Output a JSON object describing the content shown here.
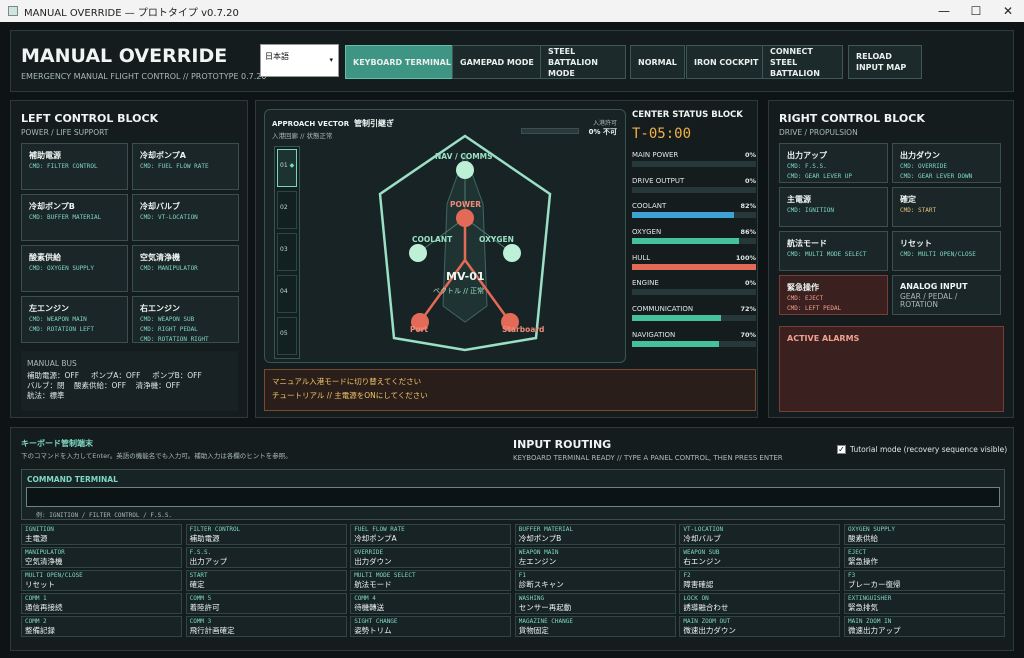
{
  "window": {
    "title": "MANUAL OVERRIDE — プロトタイプ v0.7.20",
    "minimize": "—",
    "maximize": "☐",
    "close": "✕"
  },
  "header": {
    "title": "MANUAL OVERRIDE",
    "subtitle": "EMERGENCY MANUAL FLIGHT CONTROL // PROTOTYPE 0.7.20",
    "language": "日本語",
    "modes": [
      "KEYBOARD TERMINAL",
      "GAMEPAD MODE",
      "STEEL BATTALION MODE",
      "NORMAL",
      "IRON COCKPIT",
      "CONNECT STEEL BATTALION",
      "RELOAD INPUT MAP"
    ],
    "active_mode": "KEYBOARD TERMINAL"
  },
  "left": {
    "title": "LEFT CONTROL BLOCK",
    "subtitle": "POWER / LIFE SUPPORT",
    "controls": [
      {
        "name": "補助電源",
        "cmd": [
          "CMD: FILTER CONTROL"
        ]
      },
      {
        "name": "冷却ポンプA",
        "cmd": [
          "CMD: FUEL FLOW RATE"
        ]
      },
      {
        "name": "冷却ポンプB",
        "cmd": [
          "CMD: BUFFER MATERIAL"
        ]
      },
      {
        "name": "冷却バルブ",
        "cmd": [
          "CMD: VT-LOCATION"
        ]
      },
      {
        "name": "酸素供給",
        "cmd": [
          "CMD: OXYGEN SUPPLY"
        ]
      },
      {
        "name": "空気清浄機",
        "cmd": [
          "CMD: MANIPULATOR"
        ]
      },
      {
        "name": "左エンジン",
        "cmd": [
          "CMD: WEAPON MAIN",
          "CMD: ROTATION LEFT"
        ]
      },
      {
        "name": "右エンジン",
        "cmd": [
          "CMD: WEAPON SUB",
          "CMD: RIGHT PEDAL",
          "CMD: ROTATION RIGHT"
        ]
      }
    ],
    "bus": {
      "title": "MANUAL BUS",
      "lines": [
        "補助電源：OFF     ポンプA：OFF     ポンプB：OFF",
        "バルブ：閉    酸素供給：OFF    清浄機：OFF",
        "航法：標準"
      ]
    }
  },
  "center": {
    "vector_title": "APPROACH VECTOR",
    "vector_title_jp": "管制引継ぎ",
    "vector_status": "入港回廊 // 状態正常",
    "permission_label": "入港許可",
    "permission_value": "0% 不可",
    "permission": 0,
    "slots": [
      "01",
      "02",
      "03",
      "04",
      "05"
    ],
    "nodes": {
      "nav": "NAV / COMMS",
      "power": "POWER",
      "coolant": "COOLANT",
      "oxygen": "OXYGEN",
      "port": "Port",
      "starboard": "Starboard"
    },
    "ship_id": "MV-01",
    "ship_state": "ベクトル // 正常",
    "messages": [
      "マニュアル入港モードに切り替えてください",
      "チュートリアル // 主電源をONにしてください"
    ]
  },
  "status": {
    "title": "CENTER STATUS BLOCK",
    "timer": "T-05:00",
    "rows": [
      {
        "label": "MAIN POWER",
        "value": "0%",
        "pct": 0,
        "color": "#46c29a"
      },
      {
        "label": "DRIVE OUTPUT",
        "value": "0%",
        "pct": 0,
        "color": "#46c29a"
      },
      {
        "label": "COOLANT",
        "value": "82%",
        "pct": 82,
        "color": "#3fa2d6"
      },
      {
        "label": "OXYGEN",
        "value": "86%",
        "pct": 86,
        "color": "#46c29a"
      },
      {
        "label": "HULL",
        "value": "100%",
        "pct": 100,
        "color": "#e46a58"
      },
      {
        "label": "ENGINE",
        "value": "0%",
        "pct": 0,
        "color": "#46c29a"
      },
      {
        "label": "COMMUNICATION",
        "value": "72%",
        "pct": 72,
        "color": "#46c29a"
      },
      {
        "label": "NAVIGATION",
        "value": "70%",
        "pct": 70,
        "color": "#46c29a"
      }
    ]
  },
  "right": {
    "title": "RIGHT CONTROL BLOCK",
    "subtitle": "DRIVE / PROPULSION",
    "controls": [
      {
        "name": "出力アップ",
        "cmd": [
          "CMD: F.S.S.",
          "CMD: GEAR LEVER UP"
        ]
      },
      {
        "name": "出力ダウン",
        "cmd": [
          "CMD: OVERRIDE",
          "CMD: GEAR LEVER DOWN"
        ]
      },
      {
        "name": "主電源",
        "cmd": [
          "CMD: IGNITION"
        ]
      },
      {
        "name": "確定",
        "cmd": [
          "CMD: START"
        ]
      },
      {
        "name": "航法モード",
        "cmd": [
          "CMD: MULTI MODE SELECT"
        ]
      },
      {
        "name": "リセット",
        "cmd": [
          "CMD: MULTI OPEN/CLOSE"
        ]
      },
      {
        "name": "緊急操作",
        "cmd": [
          "CMD: EJECT",
          "CMD: LEFT PEDAL"
        ]
      },
      {
        "name": "ANALOG INPUT",
        "cmd": [
          "GEAR / PEDAL / ROTATION"
        ]
      }
    ],
    "alarms": "ACTIVE ALARMS"
  },
  "bottom": {
    "kb_title": "キーボード管制端末",
    "kb_desc": "下のコマンドを入力してEnter。英語の機能名でも入力可。補助入力は各欄のヒントを参照。",
    "routing_title": "INPUT ROUTING",
    "routing_sub": "KEYBOARD TERMINAL READY // TYPE A PANEL CONTROL, THEN PRESS ENTER",
    "tutorial_label": "Tutorial mode (recovery sequence visible)",
    "tutorial_checked": true,
    "terminal_title": "COMMAND TERMINAL",
    "terminal_value": "",
    "terminal_example": "例: IGNITION / FILTER CONTROL / F.S.S.",
    "commands": [
      {
        "c": "IGNITION",
        "j": "主電源"
      },
      {
        "c": "FILTER CONTROL",
        "j": "補助電源"
      },
      {
        "c": "FUEL FLOW RATE",
        "j": "冷却ポンプA"
      },
      {
        "c": "BUFFER MATERIAL",
        "j": "冷却ポンプB"
      },
      {
        "c": "VT-LOCATION",
        "j": "冷却バルブ"
      },
      {
        "c": "OXYGEN SUPPLY",
        "j": "酸素供給"
      },
      {
        "c": "MANIPULATOR",
        "j": "空気清浄機"
      },
      {
        "c": "F.S.S.",
        "j": "出力アップ"
      },
      {
        "c": "OVERRIDE",
        "j": "出力ダウン"
      },
      {
        "c": "WEAPON MAIN",
        "j": "左エンジン"
      },
      {
        "c": "WEAPON SUB",
        "j": "右エンジン"
      },
      {
        "c": "EJECT",
        "j": "緊急操作"
      },
      {
        "c": "MULTI OPEN/CLOSE",
        "j": "リセット"
      },
      {
        "c": "START",
        "j": "確定"
      },
      {
        "c": "MULTI MODE SELECT",
        "j": "航法モード"
      },
      {
        "c": "F1",
        "j": "診断スキャン"
      },
      {
        "c": "F2",
        "j": "障害確認"
      },
      {
        "c": "F3",
        "j": "ブレーカー復帰"
      },
      {
        "c": "COMM 1",
        "j": "通信再接続"
      },
      {
        "c": "COMM 5",
        "j": "着陸許可"
      },
      {
        "c": "COMM 4",
        "j": "待機轉送"
      },
      {
        "c": "WASHING",
        "j": "センサー再起動"
      },
      {
        "c": "LOCK ON",
        "j": "誘導融合わせ"
      },
      {
        "c": "EXTINGUISHER",
        "j": "緊急排気"
      },
      {
        "c": "COMM 2",
        "j": "整備記録"
      },
      {
        "c": "COMM 3",
        "j": "飛行計画確定"
      },
      {
        "c": "SIGHT CHANGE",
        "j": "姿勢トリム"
      },
      {
        "c": "MAGAZINE CHANGE",
        "j": "貨物固定"
      },
      {
        "c": "MAIN ZOOM OUT",
        "j": "微速出力ダウン"
      },
      {
        "c": "MAIN ZOOM IN",
        "j": "微速出力アップ"
      }
    ]
  }
}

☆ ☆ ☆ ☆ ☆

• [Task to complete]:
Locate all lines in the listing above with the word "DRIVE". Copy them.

• [Answer box]:
        "label": "DRIVE OUTPUT",
    "subtitle": "DRIVE / PROPULSION",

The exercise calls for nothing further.